Entries from a dataset of interfaces:
+ + + +
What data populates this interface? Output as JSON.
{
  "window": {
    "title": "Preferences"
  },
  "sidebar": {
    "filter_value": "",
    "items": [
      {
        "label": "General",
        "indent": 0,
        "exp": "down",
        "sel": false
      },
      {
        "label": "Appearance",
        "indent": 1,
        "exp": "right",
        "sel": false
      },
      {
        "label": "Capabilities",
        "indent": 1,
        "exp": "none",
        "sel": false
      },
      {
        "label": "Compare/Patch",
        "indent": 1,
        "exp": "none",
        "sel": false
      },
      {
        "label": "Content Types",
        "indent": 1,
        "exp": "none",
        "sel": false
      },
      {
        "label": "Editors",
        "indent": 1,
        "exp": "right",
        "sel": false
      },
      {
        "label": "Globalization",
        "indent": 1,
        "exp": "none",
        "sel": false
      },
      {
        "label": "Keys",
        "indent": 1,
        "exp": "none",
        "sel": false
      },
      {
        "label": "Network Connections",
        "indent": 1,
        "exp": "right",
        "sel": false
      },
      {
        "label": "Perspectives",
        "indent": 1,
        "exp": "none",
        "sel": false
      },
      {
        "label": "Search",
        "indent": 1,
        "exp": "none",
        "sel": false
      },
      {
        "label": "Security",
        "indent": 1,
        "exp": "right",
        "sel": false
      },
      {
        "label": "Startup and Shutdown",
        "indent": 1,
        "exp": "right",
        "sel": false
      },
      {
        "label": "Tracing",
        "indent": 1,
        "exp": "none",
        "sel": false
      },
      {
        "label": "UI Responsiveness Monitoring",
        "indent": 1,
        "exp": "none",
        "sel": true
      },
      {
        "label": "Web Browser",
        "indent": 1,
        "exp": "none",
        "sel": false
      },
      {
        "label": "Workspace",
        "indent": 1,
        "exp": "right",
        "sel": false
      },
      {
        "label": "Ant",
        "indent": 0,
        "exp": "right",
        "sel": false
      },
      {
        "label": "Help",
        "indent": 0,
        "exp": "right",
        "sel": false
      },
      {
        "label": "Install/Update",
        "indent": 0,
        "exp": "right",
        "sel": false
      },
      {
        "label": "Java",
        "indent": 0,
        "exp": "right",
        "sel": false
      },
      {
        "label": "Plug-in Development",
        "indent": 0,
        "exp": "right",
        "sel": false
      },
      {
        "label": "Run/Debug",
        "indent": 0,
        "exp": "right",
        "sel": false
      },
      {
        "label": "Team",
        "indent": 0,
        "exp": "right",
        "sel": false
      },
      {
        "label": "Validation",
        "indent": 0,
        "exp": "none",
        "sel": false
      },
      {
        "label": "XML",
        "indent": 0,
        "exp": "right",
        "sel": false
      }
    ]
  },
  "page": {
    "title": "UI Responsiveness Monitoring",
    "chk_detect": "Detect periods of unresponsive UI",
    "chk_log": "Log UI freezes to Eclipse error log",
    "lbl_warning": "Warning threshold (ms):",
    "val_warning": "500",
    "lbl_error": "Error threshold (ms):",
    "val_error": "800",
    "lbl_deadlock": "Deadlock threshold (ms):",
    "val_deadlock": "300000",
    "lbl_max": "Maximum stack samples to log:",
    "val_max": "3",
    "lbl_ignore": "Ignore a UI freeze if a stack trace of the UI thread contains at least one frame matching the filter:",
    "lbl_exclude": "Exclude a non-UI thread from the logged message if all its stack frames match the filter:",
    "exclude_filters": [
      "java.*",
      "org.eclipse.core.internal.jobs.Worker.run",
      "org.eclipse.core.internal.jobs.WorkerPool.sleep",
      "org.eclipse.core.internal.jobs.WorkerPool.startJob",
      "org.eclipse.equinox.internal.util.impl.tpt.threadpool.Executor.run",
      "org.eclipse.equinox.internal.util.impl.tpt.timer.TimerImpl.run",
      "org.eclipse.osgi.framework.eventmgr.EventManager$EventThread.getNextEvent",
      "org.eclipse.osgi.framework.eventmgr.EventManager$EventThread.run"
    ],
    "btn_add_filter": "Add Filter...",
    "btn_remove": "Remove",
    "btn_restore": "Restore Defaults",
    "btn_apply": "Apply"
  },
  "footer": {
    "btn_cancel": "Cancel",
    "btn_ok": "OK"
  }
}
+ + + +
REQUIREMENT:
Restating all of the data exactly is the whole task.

FINAL ANSWER:
What data populates this interface? Output as JSON.
{
  "window": {
    "title": "Preferences"
  },
  "sidebar": {
    "filter_value": "",
    "items": [
      {
        "label": "General",
        "indent": 0,
        "exp": "down",
        "sel": false
      },
      {
        "label": "Appearance",
        "indent": 1,
        "exp": "right",
        "sel": false
      },
      {
        "label": "Capabilities",
        "indent": 1,
        "exp": "none",
        "sel": false
      },
      {
        "label": "Compare/Patch",
        "indent": 1,
        "exp": "none",
        "sel": false
      },
      {
        "label": "Content Types",
        "indent": 1,
        "exp": "none",
        "sel": false
      },
      {
        "label": "Editors",
        "indent": 1,
        "exp": "right",
        "sel": false
      },
      {
        "label": "Globalization",
        "indent": 1,
        "exp": "none",
        "sel": false
      },
      {
        "label": "Keys",
        "indent": 1,
        "exp": "none",
        "sel": false
      },
      {
        "label": "Network Connections",
        "indent": 1,
        "exp": "right",
        "sel": false
      },
      {
        "label": "Perspectives",
        "indent": 1,
        "exp": "none",
        "sel": false
      },
      {
        "label": "Search",
        "indent": 1,
        "exp": "none",
        "sel": false
      },
      {
        "label": "Security",
        "indent": 1,
        "exp": "right",
        "sel": false
      },
      {
        "label": "Startup and Shutdown",
        "indent": 1,
        "exp": "right",
        "sel": false
      },
      {
        "label": "Tracing",
        "indent": 1,
        "exp": "none",
        "sel": false
      },
      {
        "label": "UI Responsiveness Monitoring",
        "indent": 1,
        "exp": "none",
        "sel": true
      },
      {
        "label": "Web Browser",
        "indent": 1,
        "exp": "none",
        "sel": false
      },
      {
        "label": "Workspace",
        "indent": 1,
        "exp": "right",
        "sel": false
      },
      {
        "label": "Ant",
        "indent": 0,
        "exp": "right",
        "sel": false
      },
      {
        "label": "Help",
        "indent": 0,
        "exp": "right",
        "sel": false
      },
      {
        "label": "Install/Update",
        "indent": 0,
        "exp": "right",
        "sel": false
      },
      {
        "label": "Java",
        "indent": 0,
        "exp": "right",
        "sel": false
      },
      {
        "label": "Plug-in Development",
        "indent": 0,
        "exp": "right",
        "sel": false
      },
      {
        "label": "Run/Debug",
        "indent": 0,
        "exp": "right",
        "sel": false
      },
      {
        "label": "Team",
        "indent": 0,
        "exp": "right",
        "sel": false
      },
      {
        "label": "Validation",
        "indent": 0,
        "exp": "none",
        "sel": false
      },
      {
        "label": "XML",
        "indent": 0,
        "exp": "right",
        "sel": false
      }
    ]
  },
  "page": {
    "title": "UI Responsiveness Monitoring",
    "chk_detect": "Detect periods of unresponsive UI",
    "chk_log": "Log UI freezes to Eclipse error log",
    "lbl_warning": "Warning threshold (ms):",
    "val_warning": "500",
    "lbl_error": "Error threshold (ms):",
    "val_error": "800",
    "lbl_deadlock": "Deadlock threshold (ms):",
    "val_deadlock": "300000",
    "lbl_max": "Maximum stack samples to log:",
    "val_max": "3",
    "lbl_ignore": "Ignore a UI freeze if a stack trace of the UI thread contains at least one frame matching the filter:",
    "lbl_exclude": "Exclude a non-UI thread from the logged message if all its stack frames match the filter:",
    "exclude_filters": [
      "java.*",
      "org.eclipse.core.internal.jobs.Worker.run",
      "org.eclipse.core.internal.jobs.WorkerPool.sleep",
      "org.eclipse.core.internal.jobs.WorkerPool.startJob",
      "org.eclipse.equinox.internal.util.impl.tpt.threadpool.Executor.run",
      "org.eclipse.equinox.internal.util.impl.tpt.timer.TimerImpl.run",
      "org.eclipse.osgi.framework.eventmgr.EventManager$EventThread.getNextEvent",
      "org.eclipse.osgi.framework.eventmgr.EventManager$EventThread.run"
    ],
    "btn_add_filter": "Add Filter...",
    "btn_remove": "Remove",
    "btn_restore": "Restore Defaults",
    "btn_apply": "Apply"
  },
  "footer": {
    "btn_cancel": "Cancel",
    "btn_ok": "OK"
  }
}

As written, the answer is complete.